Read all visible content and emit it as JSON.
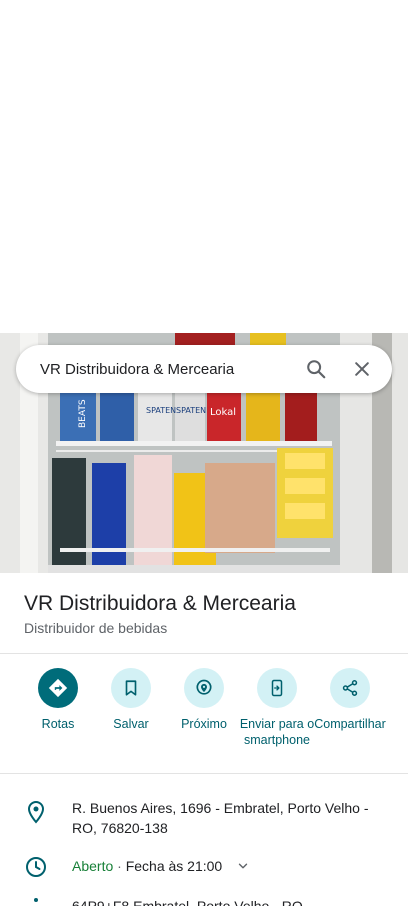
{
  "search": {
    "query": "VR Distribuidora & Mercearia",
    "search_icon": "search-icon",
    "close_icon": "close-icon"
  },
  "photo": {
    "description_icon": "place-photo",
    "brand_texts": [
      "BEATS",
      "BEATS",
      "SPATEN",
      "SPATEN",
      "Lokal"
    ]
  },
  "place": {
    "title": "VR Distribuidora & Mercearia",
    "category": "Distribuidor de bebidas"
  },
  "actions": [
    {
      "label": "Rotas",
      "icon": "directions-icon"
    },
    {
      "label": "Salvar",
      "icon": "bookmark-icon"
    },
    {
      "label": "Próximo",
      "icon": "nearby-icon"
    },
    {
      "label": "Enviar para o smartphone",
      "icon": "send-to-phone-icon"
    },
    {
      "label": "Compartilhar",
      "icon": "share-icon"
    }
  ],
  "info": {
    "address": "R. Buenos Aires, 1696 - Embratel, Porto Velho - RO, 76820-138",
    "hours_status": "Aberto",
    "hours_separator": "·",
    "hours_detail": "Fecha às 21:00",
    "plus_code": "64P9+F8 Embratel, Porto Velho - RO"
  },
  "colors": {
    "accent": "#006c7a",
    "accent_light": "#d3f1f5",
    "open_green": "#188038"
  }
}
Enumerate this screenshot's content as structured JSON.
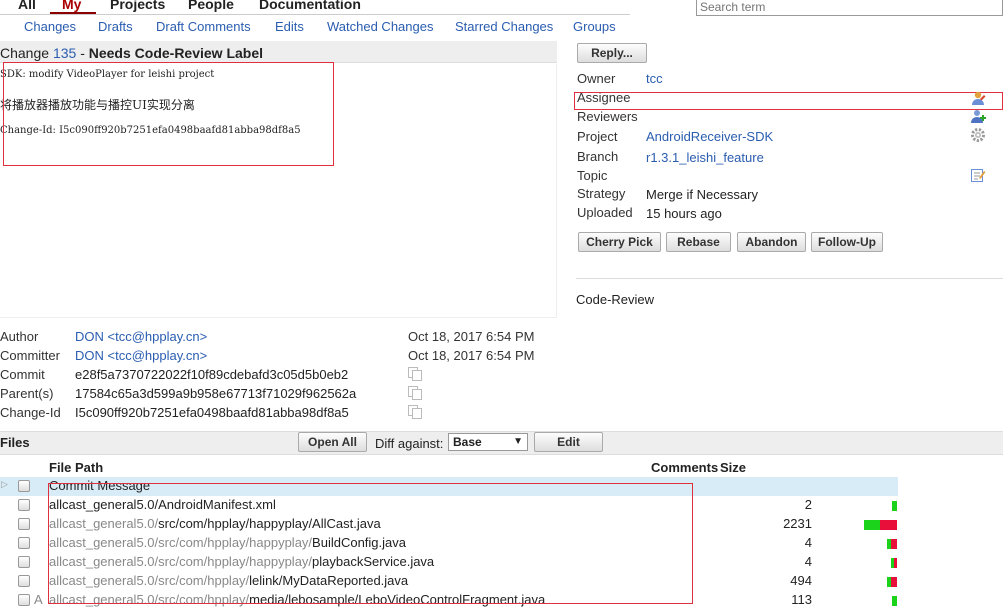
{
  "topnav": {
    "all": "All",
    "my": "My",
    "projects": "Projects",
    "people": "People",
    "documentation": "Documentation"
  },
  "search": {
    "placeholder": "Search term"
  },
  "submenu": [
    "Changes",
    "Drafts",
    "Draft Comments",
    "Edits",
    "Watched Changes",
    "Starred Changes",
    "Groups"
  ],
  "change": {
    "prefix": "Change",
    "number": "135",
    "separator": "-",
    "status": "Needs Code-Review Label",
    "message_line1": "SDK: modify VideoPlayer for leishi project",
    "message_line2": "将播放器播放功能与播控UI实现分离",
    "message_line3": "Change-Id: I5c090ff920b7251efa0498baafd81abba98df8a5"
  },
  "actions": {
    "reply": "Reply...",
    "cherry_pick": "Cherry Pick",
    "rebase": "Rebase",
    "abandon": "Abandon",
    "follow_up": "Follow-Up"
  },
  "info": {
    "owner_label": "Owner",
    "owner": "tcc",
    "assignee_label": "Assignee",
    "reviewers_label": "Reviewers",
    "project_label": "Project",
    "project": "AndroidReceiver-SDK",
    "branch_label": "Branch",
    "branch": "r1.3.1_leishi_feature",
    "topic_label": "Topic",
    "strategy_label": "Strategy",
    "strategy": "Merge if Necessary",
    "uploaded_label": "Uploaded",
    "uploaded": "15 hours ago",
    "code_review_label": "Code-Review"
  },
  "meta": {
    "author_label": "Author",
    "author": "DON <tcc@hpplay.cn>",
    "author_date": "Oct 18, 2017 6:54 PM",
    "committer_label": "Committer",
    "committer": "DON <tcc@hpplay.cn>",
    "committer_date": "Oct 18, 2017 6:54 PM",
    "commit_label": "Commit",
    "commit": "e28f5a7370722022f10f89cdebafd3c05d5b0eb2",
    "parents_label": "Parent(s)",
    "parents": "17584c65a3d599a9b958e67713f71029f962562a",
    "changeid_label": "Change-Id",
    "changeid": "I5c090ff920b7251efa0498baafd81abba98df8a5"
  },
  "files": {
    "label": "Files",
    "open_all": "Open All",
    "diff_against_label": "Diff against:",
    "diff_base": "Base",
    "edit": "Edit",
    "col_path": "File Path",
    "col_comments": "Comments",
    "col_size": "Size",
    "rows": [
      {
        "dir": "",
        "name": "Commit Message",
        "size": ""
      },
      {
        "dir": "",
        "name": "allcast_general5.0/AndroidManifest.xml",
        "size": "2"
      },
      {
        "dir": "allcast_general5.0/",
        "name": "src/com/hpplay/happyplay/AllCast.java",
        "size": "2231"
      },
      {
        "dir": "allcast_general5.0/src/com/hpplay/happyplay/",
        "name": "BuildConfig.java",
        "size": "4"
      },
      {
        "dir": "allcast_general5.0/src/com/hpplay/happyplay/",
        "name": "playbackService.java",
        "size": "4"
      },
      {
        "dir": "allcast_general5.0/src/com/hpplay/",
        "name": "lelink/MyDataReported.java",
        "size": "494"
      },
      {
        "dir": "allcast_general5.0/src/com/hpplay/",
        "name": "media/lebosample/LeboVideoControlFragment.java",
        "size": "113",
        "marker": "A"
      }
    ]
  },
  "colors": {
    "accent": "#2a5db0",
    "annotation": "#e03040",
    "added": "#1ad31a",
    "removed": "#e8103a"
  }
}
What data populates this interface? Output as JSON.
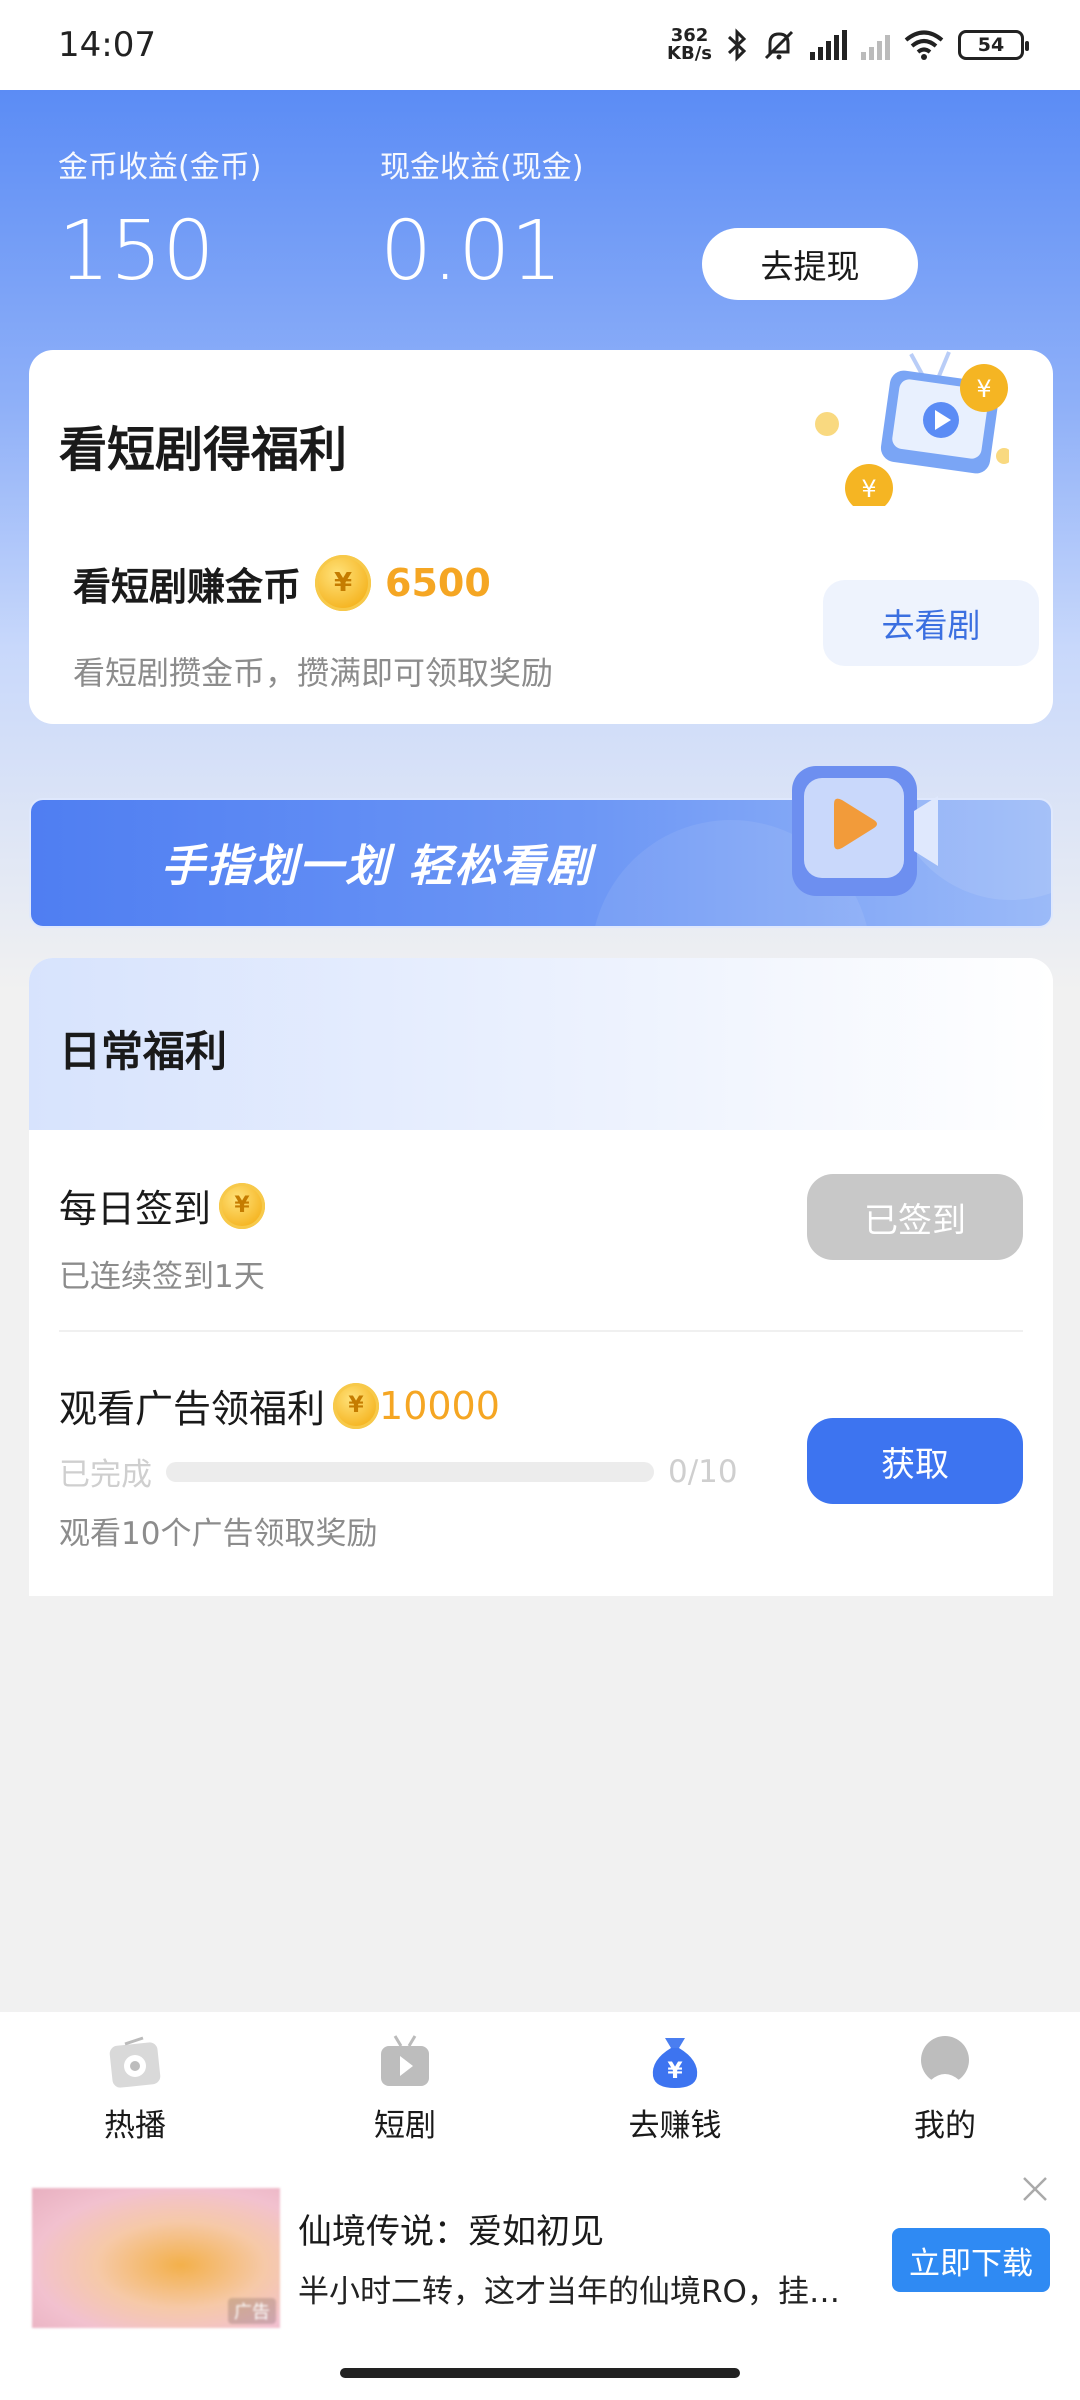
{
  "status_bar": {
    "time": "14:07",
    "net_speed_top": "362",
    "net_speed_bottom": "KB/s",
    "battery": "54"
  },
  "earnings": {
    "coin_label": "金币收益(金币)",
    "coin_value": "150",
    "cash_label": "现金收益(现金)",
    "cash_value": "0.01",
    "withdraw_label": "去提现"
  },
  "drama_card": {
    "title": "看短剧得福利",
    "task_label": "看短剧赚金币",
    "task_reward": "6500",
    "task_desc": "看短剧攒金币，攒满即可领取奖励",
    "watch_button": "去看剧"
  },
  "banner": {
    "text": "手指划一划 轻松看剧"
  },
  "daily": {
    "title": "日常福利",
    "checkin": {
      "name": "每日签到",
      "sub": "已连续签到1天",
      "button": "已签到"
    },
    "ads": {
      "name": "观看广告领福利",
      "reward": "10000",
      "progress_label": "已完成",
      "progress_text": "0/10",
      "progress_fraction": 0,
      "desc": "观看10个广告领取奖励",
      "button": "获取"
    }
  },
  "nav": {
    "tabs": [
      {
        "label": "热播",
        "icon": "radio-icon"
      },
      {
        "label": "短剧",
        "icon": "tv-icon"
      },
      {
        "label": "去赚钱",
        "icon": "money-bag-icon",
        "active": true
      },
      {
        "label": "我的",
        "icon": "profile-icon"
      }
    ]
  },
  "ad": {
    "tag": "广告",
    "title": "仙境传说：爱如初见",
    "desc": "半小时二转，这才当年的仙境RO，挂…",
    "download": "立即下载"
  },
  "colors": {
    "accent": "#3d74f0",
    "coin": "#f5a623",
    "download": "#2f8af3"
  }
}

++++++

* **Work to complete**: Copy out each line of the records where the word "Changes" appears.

* **Output**:
    "Changes",
    "Watched Changes",
    "Starred Changes",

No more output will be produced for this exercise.